The Appalachian Trail and the White Mountains
The Appalachian Trail, the most famous hiking trail in the world, wends its way down along the U.S eastern coast from the north woods of Maine to Springer Mountain in Georgia, a distance of more than 2,100 miles.
Estimated to be some 5 million steps long, it passes through fourteen states, with the longest section in Virginia (545 miles), the greatest elevation in Tennessee’s Great Smokies (6,643 feet), and, by most accounts, one of the most beautiful and challenging parts running through New Hampshire. About half of New Hampshire’s section of the AT (as hikers like to call it) falls within the White Mountain National Forest, a rugged, sprawling recreational playground of 661,000 acres that has drawn lovers of the great outdoors since the 19th century, particularly hikers. The famous AT is only one of many trails that link up to an elaborate 1,200-mile network that ranges from the easy to the extraordinary.
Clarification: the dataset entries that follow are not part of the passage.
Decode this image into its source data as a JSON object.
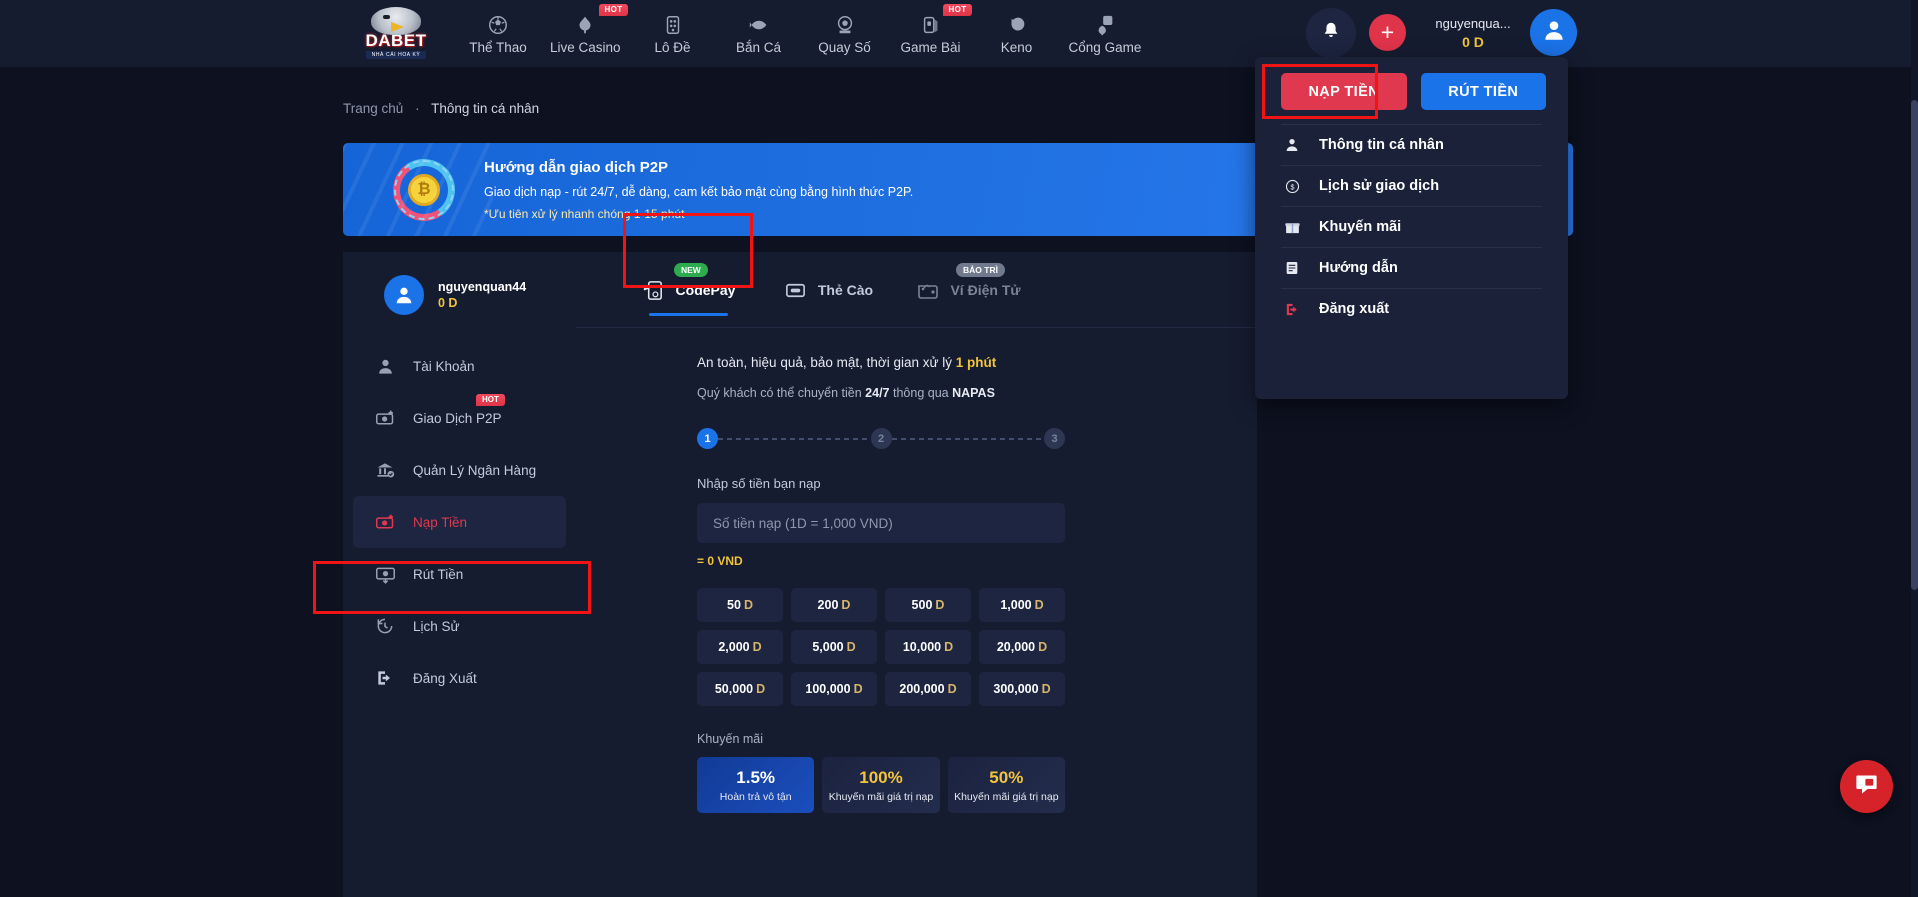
{
  "brand": {
    "name": "DABET",
    "tagline": "NHÀ CÁI HOA KỲ"
  },
  "header": {
    "nav": [
      {
        "label": "Thể Thao",
        "icon": "soccer-ball-icon",
        "badge": null
      },
      {
        "label": "Live Casino",
        "icon": "cards-icon",
        "badge": "HOT"
      },
      {
        "label": "Lô Đề",
        "icon": "lottery-icon",
        "badge": null
      },
      {
        "label": "Bắn Cá",
        "icon": "fish-icon",
        "badge": null
      },
      {
        "label": "Quay Số",
        "icon": "lottery-machine-icon",
        "badge": null
      },
      {
        "label": "Game Bài",
        "icon": "card-game-icon",
        "badge": "HOT"
      },
      {
        "label": "Keno",
        "icon": "keno-icon",
        "badge": null
      },
      {
        "label": "Cổng Game",
        "icon": "dice-icon",
        "badge": null
      }
    ],
    "bell_icon": "bell-icon",
    "add_icon": "plus-icon",
    "user_name": "nguyenqua...",
    "user_balance": "0 D",
    "avatar_icon": "user-avatar-icon"
  },
  "dropdown": {
    "deposit_label": "NẠP TIỀN",
    "withdraw_label": "RÚT TIỀN",
    "items": [
      {
        "label": "Thông tin cá nhân",
        "icon": "person-icon"
      },
      {
        "label": "Lịch sử giao dịch",
        "icon": "transaction-history-icon"
      },
      {
        "label": "Khuyến mãi",
        "icon": "gift-icon"
      },
      {
        "label": "Hướng dẫn",
        "icon": "document-icon"
      },
      {
        "label": "Đăng xuất",
        "icon": "logout-icon"
      }
    ]
  },
  "breadcrumb": {
    "home": "Trang chủ",
    "sep": "·",
    "current": "Thông tin cá nhân"
  },
  "banner": {
    "title": "Hướng dẫn giao dịch P2P",
    "line1": "Giao dịch nạp - rút 24/7, dễ dàng, cam kết bảo mật cùng bằng hình thức P2P.",
    "line2": "*Ưu tiên xử lý nhanh chóng 1-15 phút",
    "icon": "p2p-exchange-icon"
  },
  "sidebar": {
    "user_name": "nguyenquan44",
    "user_balance": "0 D",
    "items": [
      {
        "label": "Tài Khoản",
        "icon": "account-icon",
        "badge": null,
        "active": false
      },
      {
        "label": "Giao Dịch P2P",
        "icon": "p2p-money-icon",
        "badge": "HOT",
        "active": false
      },
      {
        "label": "Quản Lý Ngân Hàng",
        "icon": "bank-icon",
        "badge": null,
        "active": false
      },
      {
        "label": "Nạp Tiền",
        "icon": "deposit-icon",
        "badge": null,
        "active": true
      },
      {
        "label": "Rút Tiền",
        "icon": "withdraw-icon",
        "badge": null,
        "active": false
      },
      {
        "label": "Lịch Sử",
        "icon": "history-icon",
        "badge": null,
        "active": false
      },
      {
        "label": "Đăng Xuất",
        "icon": "logout-icon",
        "badge": null,
        "active": false
      }
    ]
  },
  "panel": {
    "tabs": [
      {
        "label": "CodePay",
        "icon": "codepay-icon",
        "badge": "NEW",
        "state": "selected"
      },
      {
        "label": "Thẻ Cào",
        "icon": "scratch-card-icon",
        "badge": null,
        "state": "normal"
      },
      {
        "label": "Ví Điện Tử",
        "icon": "e-wallet-icon",
        "badge": "BẢO TRÌ",
        "state": "disabled"
      }
    ],
    "safe_text_prefix": "An toàn, hiệu quả, bảo mật, thời gian xử lý ",
    "safe_text_highlight": "1 phút",
    "napas_prefix": "Quý khách có thể chuyển tiền ",
    "napas_bold1": "24/7",
    "napas_mid": " thông qua ",
    "napas_bold2": "NAPAS",
    "steps": [
      "1",
      "2",
      "3"
    ],
    "amount_label": "Nhập số tiền bạn nạp",
    "amount_placeholder": "Số tiền nạp (1D = 1,000 VND)",
    "amount_value": "",
    "vnd_text": "= 0 VND",
    "chips": [
      {
        "value": "50",
        "unit": "D"
      },
      {
        "value": "200",
        "unit": "D"
      },
      {
        "value": "500",
        "unit": "D"
      },
      {
        "value": "1,000",
        "unit": "D"
      },
      {
        "value": "2,000",
        "unit": "D"
      },
      {
        "value": "5,000",
        "unit": "D"
      },
      {
        "value": "10,000",
        "unit": "D"
      },
      {
        "value": "20,000",
        "unit": "D"
      },
      {
        "value": "50,000",
        "unit": "D"
      },
      {
        "value": "100,000",
        "unit": "D"
      },
      {
        "value": "200,000",
        "unit": "D"
      },
      {
        "value": "300,000",
        "unit": "D"
      }
    ],
    "promo_title": "Khuyến mãi",
    "promos": [
      {
        "value": "1.5%",
        "label": "Hoàn trả vô tận"
      },
      {
        "value": "100%",
        "label": "Khuyến mãi giá trị nạp"
      },
      {
        "value": "50%",
        "label": "Khuyến mãi giá trị nạp"
      }
    ]
  },
  "chat": {
    "icon": "chat-bubble-icon"
  },
  "colors": {
    "page_bg": "#0d1120",
    "panel_bg": "#161c30",
    "accent_red": "#e0394f",
    "accent_blue": "#1a73e8",
    "gold": "#f2c33c",
    "highlight_box": "#f01414"
  }
}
The granddaddy of the White Mountains (so named because their granite peaks are so frequently covered by snow) is Mount Washington, the highest in the northeast at 6,288 feet, and fabled for harsh and unpredictable weather that can rival that of Antarctica.
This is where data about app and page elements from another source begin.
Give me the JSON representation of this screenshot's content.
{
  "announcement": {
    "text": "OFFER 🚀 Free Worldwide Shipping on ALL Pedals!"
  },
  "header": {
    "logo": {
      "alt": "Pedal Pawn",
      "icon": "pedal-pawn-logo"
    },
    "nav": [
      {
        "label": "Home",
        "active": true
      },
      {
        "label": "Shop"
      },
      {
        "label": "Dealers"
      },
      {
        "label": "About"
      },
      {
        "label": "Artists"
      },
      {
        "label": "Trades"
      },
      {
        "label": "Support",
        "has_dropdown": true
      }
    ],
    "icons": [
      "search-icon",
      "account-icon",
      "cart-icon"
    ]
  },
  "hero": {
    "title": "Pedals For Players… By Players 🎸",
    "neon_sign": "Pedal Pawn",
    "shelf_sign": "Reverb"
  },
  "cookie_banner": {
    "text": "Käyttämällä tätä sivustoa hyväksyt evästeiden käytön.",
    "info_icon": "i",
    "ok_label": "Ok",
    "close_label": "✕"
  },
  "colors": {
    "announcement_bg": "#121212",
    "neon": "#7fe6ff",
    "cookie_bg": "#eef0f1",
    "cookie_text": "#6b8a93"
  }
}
The area’s most popular excursion is the innovative 1869 Mount Washington Cog Railroad, which chugs 3 ½ dramatic miles to Mount Washington’s peak. It can also be reached on foot or by car (allow one hour each way by car on the 8-mile road, and check your brakes first). Another favorite local excursion is the justly famous Kancamagus Highway (a.k.a. the Kanc), which stretches 33 miles from Lincoln in the west to North Conway in the east. During fall foliage season it’s the quintessential scenic New England drive.
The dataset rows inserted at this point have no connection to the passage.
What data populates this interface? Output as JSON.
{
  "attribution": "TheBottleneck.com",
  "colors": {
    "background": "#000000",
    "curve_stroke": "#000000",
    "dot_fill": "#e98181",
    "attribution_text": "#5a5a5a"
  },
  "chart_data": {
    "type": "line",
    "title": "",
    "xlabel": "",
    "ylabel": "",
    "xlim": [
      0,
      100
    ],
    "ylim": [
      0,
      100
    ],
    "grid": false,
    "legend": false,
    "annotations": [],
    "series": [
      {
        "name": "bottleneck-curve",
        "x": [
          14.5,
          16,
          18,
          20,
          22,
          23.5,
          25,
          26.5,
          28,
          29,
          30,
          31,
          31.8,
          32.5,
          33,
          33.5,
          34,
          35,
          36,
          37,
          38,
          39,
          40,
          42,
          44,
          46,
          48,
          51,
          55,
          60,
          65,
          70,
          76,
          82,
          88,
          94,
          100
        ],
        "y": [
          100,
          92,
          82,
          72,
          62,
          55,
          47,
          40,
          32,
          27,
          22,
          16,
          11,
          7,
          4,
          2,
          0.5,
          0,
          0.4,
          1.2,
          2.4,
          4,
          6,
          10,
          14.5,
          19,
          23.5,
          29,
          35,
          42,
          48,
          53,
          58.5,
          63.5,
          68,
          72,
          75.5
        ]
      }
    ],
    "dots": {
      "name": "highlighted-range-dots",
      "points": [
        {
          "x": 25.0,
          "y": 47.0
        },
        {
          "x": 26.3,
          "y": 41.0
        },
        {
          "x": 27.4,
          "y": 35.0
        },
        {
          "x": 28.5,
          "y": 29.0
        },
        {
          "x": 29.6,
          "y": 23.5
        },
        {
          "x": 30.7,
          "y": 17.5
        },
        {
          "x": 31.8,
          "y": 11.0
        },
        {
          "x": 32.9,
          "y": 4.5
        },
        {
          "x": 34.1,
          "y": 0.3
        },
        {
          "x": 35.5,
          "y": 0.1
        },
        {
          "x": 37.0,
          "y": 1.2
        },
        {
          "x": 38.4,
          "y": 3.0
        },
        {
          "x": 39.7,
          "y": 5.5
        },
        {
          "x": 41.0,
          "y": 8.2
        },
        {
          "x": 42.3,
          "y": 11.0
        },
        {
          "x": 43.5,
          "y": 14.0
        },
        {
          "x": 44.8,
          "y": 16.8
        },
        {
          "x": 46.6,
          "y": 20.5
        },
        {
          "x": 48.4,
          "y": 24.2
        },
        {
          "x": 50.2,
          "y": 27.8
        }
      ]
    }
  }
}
It’s hard to compete with so much natural drama, but the majestic Mount Washington Hotel boasts 1,500 acres of its own. Its manmade centerpiece is a rambling 200-room leviathan that’s been welcoming visitors since 1902, and makes for a perfect rest stop. Stake out a rocker on its 900-foot veranda for the chance to revel in the beauty of the Presidential Range without having to lace up your hiking boots.